When the musical "The Greatest Showman" opens in German cinemas on Jan. 4, audiences can experience the American dream once more. The film shows Hugh Jackman conning his way through 19th century America as circus pioneer P.T. Barnum. With the help of a strange group of characters, including a bearded lady, people with dwarfism, Siamese twins, and a group of acrobats, he not only succeeds, but also invents modern show business in the process.

But nowadays, even Americans consider this sung glorification bizarre. On the one hand, the movie glosses over the fact that Barnum created racist, primitivist myths and that he brutally exploited his employees.Traveling around the country with the almost completely paralyzed slave Joice Heath, he presented her to audiences as George Washington's 161-year-old nurse. Heath, then 80 years old, suffered the ordeal for two years and then died.

On the other hand, the country has now produced Donald Trump, a character who has made it all the way to the White House using the ploy of the "entertaining fraudster.” His near complete lack of useful characteristics (aside from his entertainment value) has led to a presidency which punctuates the country's decline more tangibly every day.

The rise of the battle cry "fake news,” used by politicians and activists to indicate that their followers should completely ignore unpleasant views, has added to the mystery American intellectuals are trying to solve: Is this country particularly vulnerable to frauds, fake news and impostors?

Religion and Sensationalism

The poetry editor of The New Yorker, Kevin Young, has recently submitted the most detailed exposition on this topic. In his book "Bunk: The Rise of Hoaxes, Humbug, Plagiarists, Phonies, Post-Facts, and Fake News," he delivers the definitive chronicle of American charlatanism.

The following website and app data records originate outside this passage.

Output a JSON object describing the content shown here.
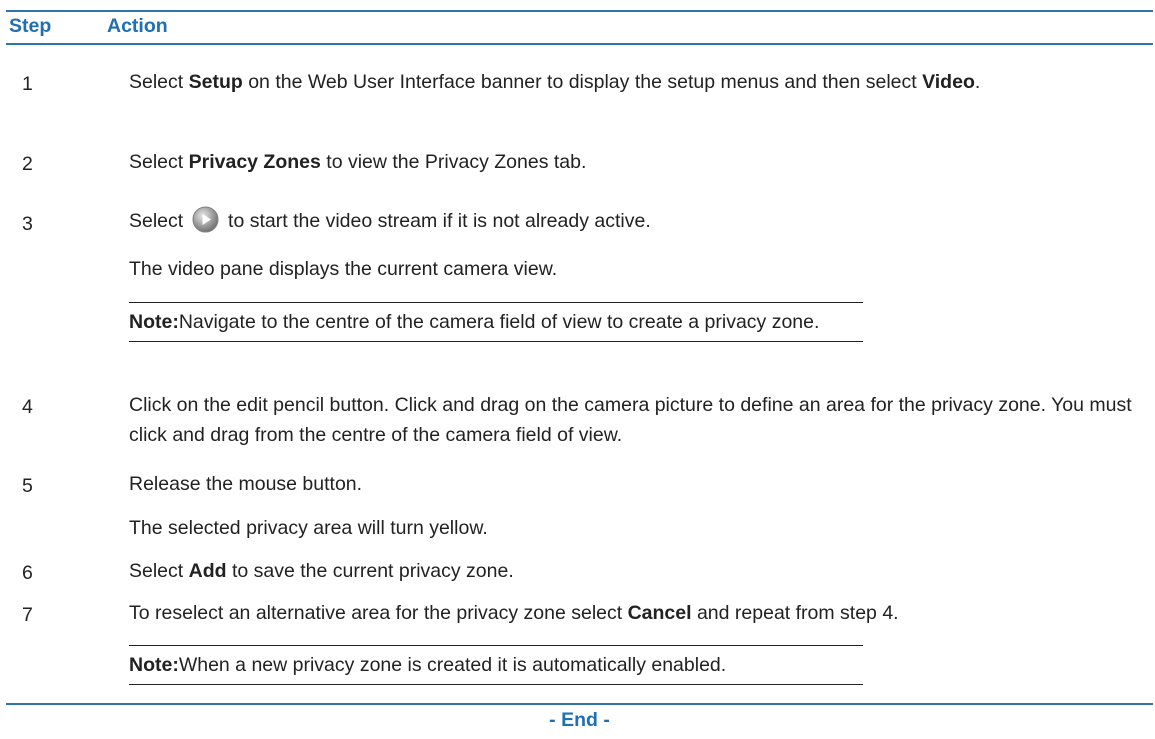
{
  "header": {
    "step_label": "Step",
    "action_label": "Action"
  },
  "steps": [
    {
      "num": "1",
      "parts": [
        "Select ",
        "Setup",
        " on the Web User Interface banner to display the setup menus and then select ",
        "Video",
        "."
      ]
    },
    {
      "num": "2",
      "parts": [
        "Select ",
        "Privacy Zones",
        " to view the Privacy Zones tab."
      ]
    },
    {
      "num": "3",
      "before_icon": "Select",
      "icon": "play-icon",
      "after_icon": "to start the video stream if it is not already active.",
      "followup": "The video pane displays the current camera view.",
      "note_label": "Note:",
      "note_text": "Navigate to the centre of the camera field of view to create a privacy zone."
    },
    {
      "num": "4",
      "text": "Click on the edit pencil button. Click and drag on the camera picture to define an area for the privacy zone. You must click and drag from the centre of the camera field of view."
    },
    {
      "num": "5",
      "text": "Release the mouse button.",
      "followup": "The selected privacy area will turn yellow."
    },
    {
      "num": "6",
      "parts": [
        "Select ",
        "Add",
        " to save the current privacy zone."
      ]
    },
    {
      "num": "7",
      "parts": [
        "To reselect an alternative area for the privacy zone select ",
        "Cancel",
        " and repeat from step 4."
      ],
      "note_label": "Note:",
      "note_text": "When a new privacy zone is created it is automatically enabled."
    }
  ],
  "footer": {
    "end_label": "- End -"
  },
  "colors": {
    "heading_blue": "#1f6fb2",
    "rule_blue": "#2e74a8",
    "text": "#222222"
  }
}
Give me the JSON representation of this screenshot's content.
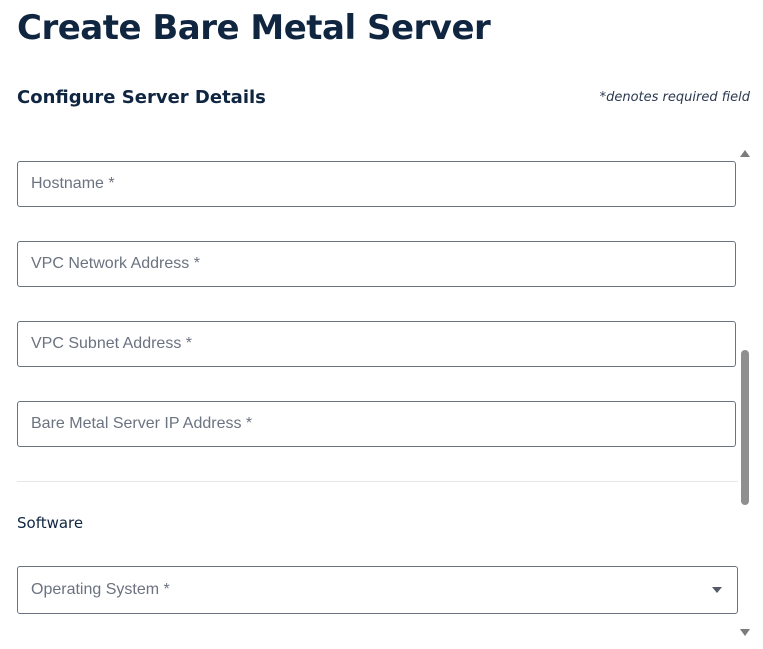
{
  "page": {
    "title": "Create Bare Metal Server"
  },
  "section": {
    "title": "Configure Server Details",
    "required_note": "*denotes required field"
  },
  "fields": {
    "hostname": {
      "placeholder": "Hostname *",
      "value": ""
    },
    "vpc_network_address": {
      "placeholder": "VPC Network Address *",
      "value": ""
    },
    "vpc_subnet_address": {
      "placeholder": "VPC Subnet Address *",
      "value": ""
    },
    "server_ip_address": {
      "placeholder": "Bare Metal Server IP Address *",
      "value": ""
    }
  },
  "software": {
    "label": "Software",
    "operating_system": {
      "placeholder": "Operating System *"
    }
  },
  "icons": {
    "dropdown": "chevron-down-icon",
    "scroll_up": "arrow-up-icon",
    "scroll_down": "arrow-down-icon"
  }
}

It leads us to believe that fabrications, con men and racist myths are not just an American phenomenon, as Europe's nearly 100-year history of the "Mechanical Turk" hoax, the rise of Italy's Silvio Berlusconi or the development of anti-Semitism demonstrate.* But in the U.S., fraud plays an extraordinary role, feeding on an obsession with myths, the tradition of religious evangelists and a respect for business acumen.

Young demonstrates conclusively how 19th century America, a young nation without a history, craved myths and often found them in sensationalism, especially when they confirmed clichés about African-Americans or Native Americans. According to Young, "[…] the hoax is racism's native tongue.”

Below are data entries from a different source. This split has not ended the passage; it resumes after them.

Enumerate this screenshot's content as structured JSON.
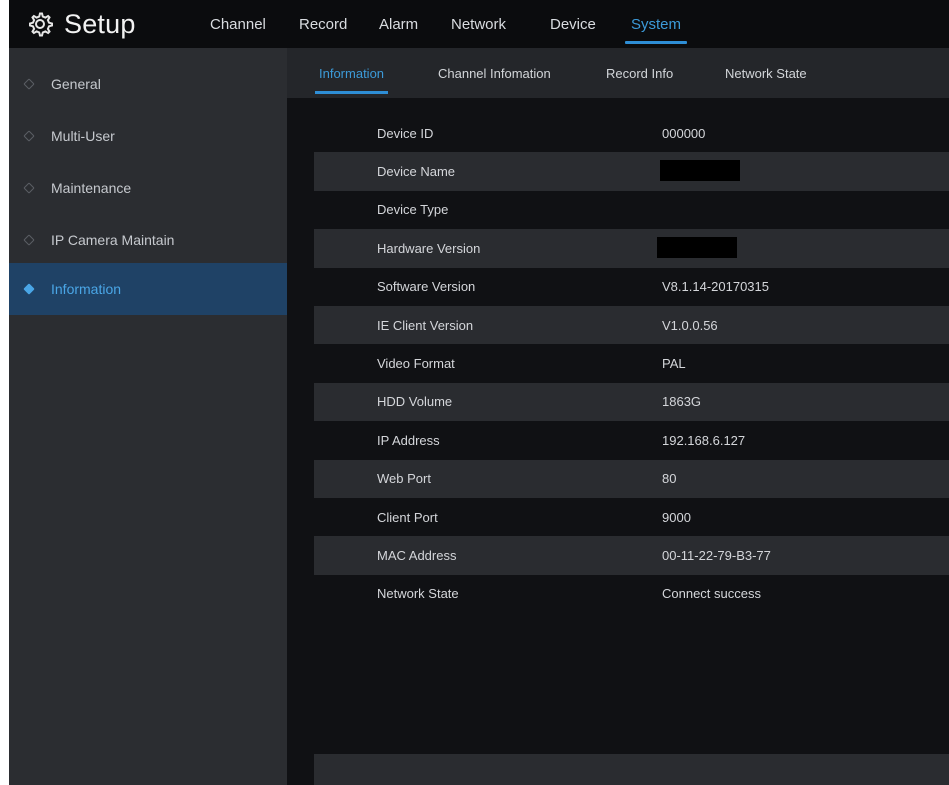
{
  "app": {
    "title": "Setup",
    "icon": "gear-icon"
  },
  "topnav": [
    {
      "label": "Channel",
      "active": false
    },
    {
      "label": "Record",
      "active": false
    },
    {
      "label": "Alarm",
      "active": false
    },
    {
      "label": "Network",
      "active": false
    },
    {
      "label": "Device",
      "active": false
    },
    {
      "label": "System",
      "active": true
    }
  ],
  "sidebar": {
    "items": [
      {
        "label": "General",
        "active": false
      },
      {
        "label": "Multi-User",
        "active": false
      },
      {
        "label": "Maintenance",
        "active": false
      },
      {
        "label": "IP Camera Maintain",
        "active": false
      },
      {
        "label": "Information",
        "active": true
      }
    ]
  },
  "subtabs": [
    {
      "label": "Information",
      "active": true
    },
    {
      "label": "Channel Infomation",
      "active": false
    },
    {
      "label": "Record Info",
      "active": false
    },
    {
      "label": "Network State",
      "active": false
    }
  ],
  "info": {
    "rows": [
      {
        "label": "Device ID",
        "value": "000000"
      },
      {
        "label": "Device Name",
        "value": ""
      },
      {
        "label": "Device Type",
        "value": ""
      },
      {
        "label": "Hardware Version",
        "value": ""
      },
      {
        "label": "Software Version",
        "value": "V8.1.14-20170315"
      },
      {
        "label": "IE Client Version",
        "value": "V1.0.0.56"
      },
      {
        "label": "Video Format",
        "value": "PAL"
      },
      {
        "label": "HDD Volume",
        "value": "1863G"
      },
      {
        "label": "IP Address",
        "value": "192.168.6.127"
      },
      {
        "label": "Web Port",
        "value": "80"
      },
      {
        "label": "Client Port",
        "value": "9000"
      },
      {
        "label": "MAC Address",
        "value": "00-11-22-79-B3-77"
      },
      {
        "label": "Network State",
        "value": "Connect success"
      }
    ]
  },
  "colors": {
    "accent": "#2e8ed6",
    "active_text": "#3c9ad8",
    "sidebar_bg": "#2b2d31",
    "sidebar_active_bg": "#1f4266",
    "content_bg": "#101114",
    "row_alt_bg": "#2a2c30",
    "topbar_bg": "#0b0c0e"
  }
}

Moreover, the culture of settlers and preachers opened up a large line of business, creating not only churches and sects, but also con artists. In Germany, the cliché of the Old West quack in a covered wagon is probably the most well-known meme of this gullibility. It is not by accident that western New York not only spawned churches such as Mormonism, but also American spiritism within a relatively small geographic area and time frame.

But hoax as news also became a business model for tabloids. In 1835, The New York Sun was able to increase circulation by 20,000 copies with a fictitious story about the discovery of life on the moon. The "Moon Hoax" was a key event in the emergence of the modern American press.

Age of Euphemism

This illustrates the extent to which the conflict involving the current debate around "fake news," lies and charlatans owes to American history. Young diagnosed an "age of euphemism" starting in the Nixon era, where lies and hypocrisy were an integral part of American culture. From the trivialization of the napalm bombs dropped on Vietnam to the false reality of the Kardashians, from Saddam Hussein's alleged weapons of mass destruction to neoliberal newspeak with words such as "downsizing,” media serve a double function: They enlighten the public and spread lies. Think of the inglorious role of The New York Times before the Iraq War or the last 25 years of conservative propaganda on Fox News and in "Talk Radio.”

Similarly, Trump's rise to power would have been unthinkable without media attention. A few days ago, the president announced, "[…] another reason that I’m going to win another four years is because newspapers, television, all forms of media will tank if I’m not there, because without me, their ratings are going down the tubes." His conclusion: "So they basically have to let me win."

In an age of communicative interconnectedness, where everyone can be their own New York Sun, the way back into a common reality appears to be obstructed. The American market, with its 300 million people, the English language and its fierce political ideologizing, has become attractive even beyond U.S. borders. The U.S. election demonstrated that trolls and fake news machines can now be found in St. Petersburg and Macedonia.

Psychology Does Not Offer Much Hope

The psychology of lying and deception does not offer much hope. American debate over the past 12 months has been sobering because it demonstrates that for many people, two factors transform truth into a question of faith. On the one hand, there is the understandable desire for the confirmation of personal prejudices, and on the other, an evolutionary function of rationalism, causing us to adjust to the behavior of other people rather than consider the logic of their positions or verify their claims.

At this point, we have to realize that although the belief in fake news and impostors has a particularly colorful history in the U.S, it is rooted in human nature, something we in Europe have known for a long time and which is once again confronting our society on a daily basis.

*Editor’s note: The Mechanical Turk was a fake chess-playing machine constructed in the late 18th century that was, in fact, a mechanical illusion that allowed a human chess master hiding inside to operate the machine.